Work task: Below are the records; retype them exactly and omit each picture.

Available data:
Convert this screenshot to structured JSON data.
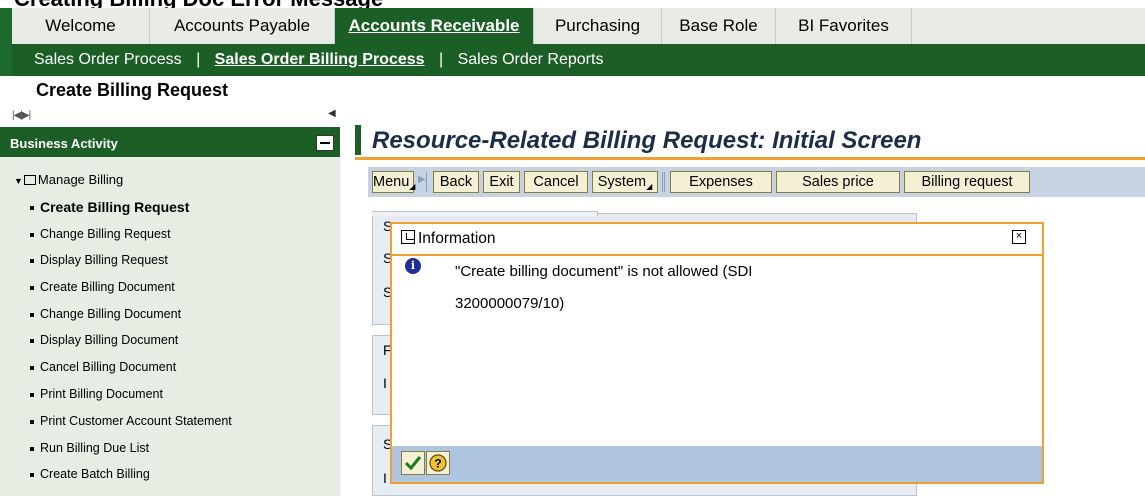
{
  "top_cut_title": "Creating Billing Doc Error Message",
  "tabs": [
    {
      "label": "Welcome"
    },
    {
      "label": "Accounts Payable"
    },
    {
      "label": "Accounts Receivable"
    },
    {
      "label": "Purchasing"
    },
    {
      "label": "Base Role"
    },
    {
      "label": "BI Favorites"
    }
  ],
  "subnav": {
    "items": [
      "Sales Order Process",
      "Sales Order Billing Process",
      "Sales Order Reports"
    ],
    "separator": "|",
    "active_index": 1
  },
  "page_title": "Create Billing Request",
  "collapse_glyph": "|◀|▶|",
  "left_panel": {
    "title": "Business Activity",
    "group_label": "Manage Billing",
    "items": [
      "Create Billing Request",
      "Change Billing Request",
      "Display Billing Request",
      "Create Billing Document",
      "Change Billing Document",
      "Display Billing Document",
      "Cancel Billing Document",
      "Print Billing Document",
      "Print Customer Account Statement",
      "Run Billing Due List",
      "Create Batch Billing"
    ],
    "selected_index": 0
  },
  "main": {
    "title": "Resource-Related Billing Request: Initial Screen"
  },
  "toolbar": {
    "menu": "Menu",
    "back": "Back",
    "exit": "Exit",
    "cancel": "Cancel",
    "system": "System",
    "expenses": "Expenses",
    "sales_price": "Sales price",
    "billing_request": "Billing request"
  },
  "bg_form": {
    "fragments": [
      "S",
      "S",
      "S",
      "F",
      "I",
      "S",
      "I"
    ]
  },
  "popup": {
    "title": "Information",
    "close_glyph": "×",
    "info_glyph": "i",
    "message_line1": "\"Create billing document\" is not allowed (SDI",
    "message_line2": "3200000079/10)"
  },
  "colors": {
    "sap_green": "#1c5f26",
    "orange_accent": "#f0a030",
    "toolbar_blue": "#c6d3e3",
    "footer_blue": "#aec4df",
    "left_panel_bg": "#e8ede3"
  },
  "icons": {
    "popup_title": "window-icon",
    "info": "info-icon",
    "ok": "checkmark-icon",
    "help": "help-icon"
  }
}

Result of the exercise:
Convert this screenshot to structured JSON data.
{
  "top_cut_title": "Creating Billing Doc Error Message",
  "tabs": [
    {
      "label": "Welcome"
    },
    {
      "label": "Accounts Payable"
    },
    {
      "label": "Accounts Receivable"
    },
    {
      "label": "Purchasing"
    },
    {
      "label": "Base Role"
    },
    {
      "label": "BI Favorites"
    }
  ],
  "subnav": {
    "items": [
      "Sales Order Process",
      "Sales Order Billing Process",
      "Sales Order Reports"
    ],
    "separator": "|",
    "active_index": 1
  },
  "page_title": "Create Billing Request",
  "collapse_glyph": "|◀|▶|",
  "left_panel": {
    "title": "Business Activity",
    "group_label": "Manage Billing",
    "items": [
      "Create Billing Request",
      "Change Billing Request",
      "Display Billing Request",
      "Create Billing Document",
      "Change Billing Document",
      "Display Billing Document",
      "Cancel Billing Document",
      "Print Billing Document",
      "Print Customer Account Statement",
      "Run Billing Due List",
      "Create Batch Billing"
    ],
    "selected_index": 0
  },
  "main": {
    "title": "Resource-Related Billing Request: Initial Screen"
  },
  "toolbar": {
    "menu": "Menu",
    "back": "Back",
    "exit": "Exit",
    "cancel": "Cancel",
    "system": "System",
    "expenses": "Expenses",
    "sales_price": "Sales price",
    "billing_request": "Billing request"
  },
  "bg_form": {
    "fragments": [
      "S",
      "S",
      "S",
      "F",
      "I",
      "S",
      "I"
    ]
  },
  "popup": {
    "title": "Information",
    "close_glyph": "×",
    "info_glyph": "i",
    "message_line1": "\"Create billing document\" is not allowed (SDI",
    "message_line2": "3200000079/10)"
  },
  "colors": {
    "sap_green": "#1c5f26",
    "orange_accent": "#f0a030",
    "toolbar_blue": "#c6d3e3",
    "footer_blue": "#aec4df",
    "left_panel_bg": "#e8ede3"
  },
  "icons": {
    "popup_title": "window-icon",
    "info": "info-icon",
    "ok": "checkmark-icon",
    "help": "help-icon"
  }
}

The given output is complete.